Earnings per share grew at a 4.90% this year and the past 5-year EPS growth rate was 16.20%. Wall Street expectations for earnings next year are negative: a minus 30% year is anticipated. Long-term debt is greatly exceeded by shareholder equity. Intel pays a dividend yield of 2.60%.
J.P. Morgan Chase.
It’s the biggest of the New York City banks with a market capitalization of $490 billion and an enterprise value of $117 billion. The price-earnings ratio is 10 and J.P. Morgan Chase trades at just 1.94 book value. Average daily volume on the New York Stock Exchange is a highly liquid 11 million shares.
The big bank’s earnings per share this year are off by 17.20% and the EPS growth record for the past 5 years is a relatively low 8.10%. The company pays a $4/share dividend which amounts to an annualized yield of 2.39%. Bank analysts will be closely watching how interest rates for 2022 might affect J.P. Morgan Chase.

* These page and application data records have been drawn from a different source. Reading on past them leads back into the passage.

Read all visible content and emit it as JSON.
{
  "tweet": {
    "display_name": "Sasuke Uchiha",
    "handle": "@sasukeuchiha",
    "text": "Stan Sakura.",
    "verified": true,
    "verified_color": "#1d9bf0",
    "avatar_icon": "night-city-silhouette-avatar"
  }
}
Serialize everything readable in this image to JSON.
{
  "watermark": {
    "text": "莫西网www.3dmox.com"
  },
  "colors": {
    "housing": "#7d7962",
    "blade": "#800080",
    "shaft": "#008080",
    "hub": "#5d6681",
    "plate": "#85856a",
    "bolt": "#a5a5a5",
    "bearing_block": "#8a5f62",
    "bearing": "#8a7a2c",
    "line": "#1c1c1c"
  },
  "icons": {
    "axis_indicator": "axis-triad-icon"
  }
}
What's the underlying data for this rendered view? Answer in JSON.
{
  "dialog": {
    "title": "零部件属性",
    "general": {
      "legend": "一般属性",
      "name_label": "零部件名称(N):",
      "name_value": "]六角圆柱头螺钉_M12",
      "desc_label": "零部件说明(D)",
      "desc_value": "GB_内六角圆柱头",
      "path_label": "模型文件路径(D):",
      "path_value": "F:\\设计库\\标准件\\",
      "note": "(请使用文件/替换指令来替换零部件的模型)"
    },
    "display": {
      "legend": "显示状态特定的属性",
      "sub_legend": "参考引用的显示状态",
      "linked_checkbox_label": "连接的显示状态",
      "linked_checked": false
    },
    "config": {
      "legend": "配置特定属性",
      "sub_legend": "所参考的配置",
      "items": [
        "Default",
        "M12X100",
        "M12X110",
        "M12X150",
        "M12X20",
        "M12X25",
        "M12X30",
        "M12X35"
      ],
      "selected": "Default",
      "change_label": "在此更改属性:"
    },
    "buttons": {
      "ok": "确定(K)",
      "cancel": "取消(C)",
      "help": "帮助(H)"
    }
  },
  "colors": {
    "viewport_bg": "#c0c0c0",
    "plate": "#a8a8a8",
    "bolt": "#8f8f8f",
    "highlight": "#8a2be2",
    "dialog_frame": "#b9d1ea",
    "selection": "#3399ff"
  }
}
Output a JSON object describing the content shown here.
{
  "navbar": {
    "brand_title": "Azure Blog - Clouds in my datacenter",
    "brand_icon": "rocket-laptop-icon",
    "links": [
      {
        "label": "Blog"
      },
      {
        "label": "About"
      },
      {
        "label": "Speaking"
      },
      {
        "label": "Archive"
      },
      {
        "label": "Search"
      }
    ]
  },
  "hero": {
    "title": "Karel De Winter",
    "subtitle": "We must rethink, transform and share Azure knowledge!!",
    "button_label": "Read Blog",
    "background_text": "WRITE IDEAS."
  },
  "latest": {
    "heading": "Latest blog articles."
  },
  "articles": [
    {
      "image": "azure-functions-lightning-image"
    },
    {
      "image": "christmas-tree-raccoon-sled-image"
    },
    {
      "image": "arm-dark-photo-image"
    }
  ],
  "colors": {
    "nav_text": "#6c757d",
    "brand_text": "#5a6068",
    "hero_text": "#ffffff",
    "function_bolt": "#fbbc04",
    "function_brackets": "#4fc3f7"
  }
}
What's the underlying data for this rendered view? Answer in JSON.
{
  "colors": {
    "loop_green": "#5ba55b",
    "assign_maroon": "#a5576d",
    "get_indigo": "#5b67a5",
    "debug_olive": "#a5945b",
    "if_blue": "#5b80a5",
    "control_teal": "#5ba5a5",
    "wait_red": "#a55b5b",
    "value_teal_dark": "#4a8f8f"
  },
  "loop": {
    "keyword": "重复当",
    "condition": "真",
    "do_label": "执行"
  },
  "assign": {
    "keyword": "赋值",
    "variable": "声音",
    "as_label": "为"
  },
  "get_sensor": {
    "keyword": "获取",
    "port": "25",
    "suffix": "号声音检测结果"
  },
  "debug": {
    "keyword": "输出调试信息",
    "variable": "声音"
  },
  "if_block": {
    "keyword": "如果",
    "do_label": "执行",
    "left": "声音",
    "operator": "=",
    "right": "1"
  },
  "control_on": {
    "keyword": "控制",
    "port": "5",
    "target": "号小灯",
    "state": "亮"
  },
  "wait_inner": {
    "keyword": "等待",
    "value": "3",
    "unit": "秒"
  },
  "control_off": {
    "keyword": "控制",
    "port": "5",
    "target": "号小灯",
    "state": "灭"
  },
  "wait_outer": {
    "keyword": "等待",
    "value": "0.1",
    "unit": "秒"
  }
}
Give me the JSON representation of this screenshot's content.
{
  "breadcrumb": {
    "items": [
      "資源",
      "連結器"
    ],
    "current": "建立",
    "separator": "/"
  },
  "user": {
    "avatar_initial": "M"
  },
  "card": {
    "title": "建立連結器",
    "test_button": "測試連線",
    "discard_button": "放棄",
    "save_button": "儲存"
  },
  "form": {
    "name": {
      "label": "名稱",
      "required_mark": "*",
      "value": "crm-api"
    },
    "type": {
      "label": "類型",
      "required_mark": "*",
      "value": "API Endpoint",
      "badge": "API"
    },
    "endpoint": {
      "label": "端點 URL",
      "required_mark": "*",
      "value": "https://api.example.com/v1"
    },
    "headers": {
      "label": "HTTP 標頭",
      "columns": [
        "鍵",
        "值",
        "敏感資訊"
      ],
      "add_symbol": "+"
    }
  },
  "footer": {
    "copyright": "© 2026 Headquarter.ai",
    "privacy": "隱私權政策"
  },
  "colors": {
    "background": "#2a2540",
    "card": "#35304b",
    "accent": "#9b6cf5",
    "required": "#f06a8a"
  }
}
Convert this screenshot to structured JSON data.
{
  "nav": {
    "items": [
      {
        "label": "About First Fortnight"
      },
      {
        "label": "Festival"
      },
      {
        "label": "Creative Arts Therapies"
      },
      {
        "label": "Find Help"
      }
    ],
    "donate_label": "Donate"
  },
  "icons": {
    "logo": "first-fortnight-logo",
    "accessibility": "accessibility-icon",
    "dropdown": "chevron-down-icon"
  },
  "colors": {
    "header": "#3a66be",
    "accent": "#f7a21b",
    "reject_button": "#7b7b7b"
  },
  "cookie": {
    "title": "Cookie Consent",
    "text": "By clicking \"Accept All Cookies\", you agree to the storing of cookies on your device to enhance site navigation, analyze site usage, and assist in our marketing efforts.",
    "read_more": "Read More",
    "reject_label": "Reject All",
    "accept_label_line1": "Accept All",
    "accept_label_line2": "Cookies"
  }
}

The telecommunications giant, based in New York, shows a market capitalization of $227 billion and an enterprise value of $395 billion. The Dow Jones Industrial Average component trades with a price-earnings ratio of 10 and at 2.92 book value. These are close to 10-year lows.
Verizon’s earnings per share are down this year by 7.6%. The past 5-year EPS growth rate is a negative .30%. Wall Street analysts expect earnings to begin to increase again next year and over the next 5 years. Investors continue to receive a dividend of $2.56/share for a 4.72% yield.
These 4 are the Dow Jones Industrial Average components with the lowest price-earnings ratios. Some investors used to employ a similar “dogs of the Dow” approach and invest in just these types of equities to the exclusion of all else. Let’s check back in a year from now and see how it worked.
Not investment advice. For educational purposes only. Always consult with a registered investment advisor before making any decisions.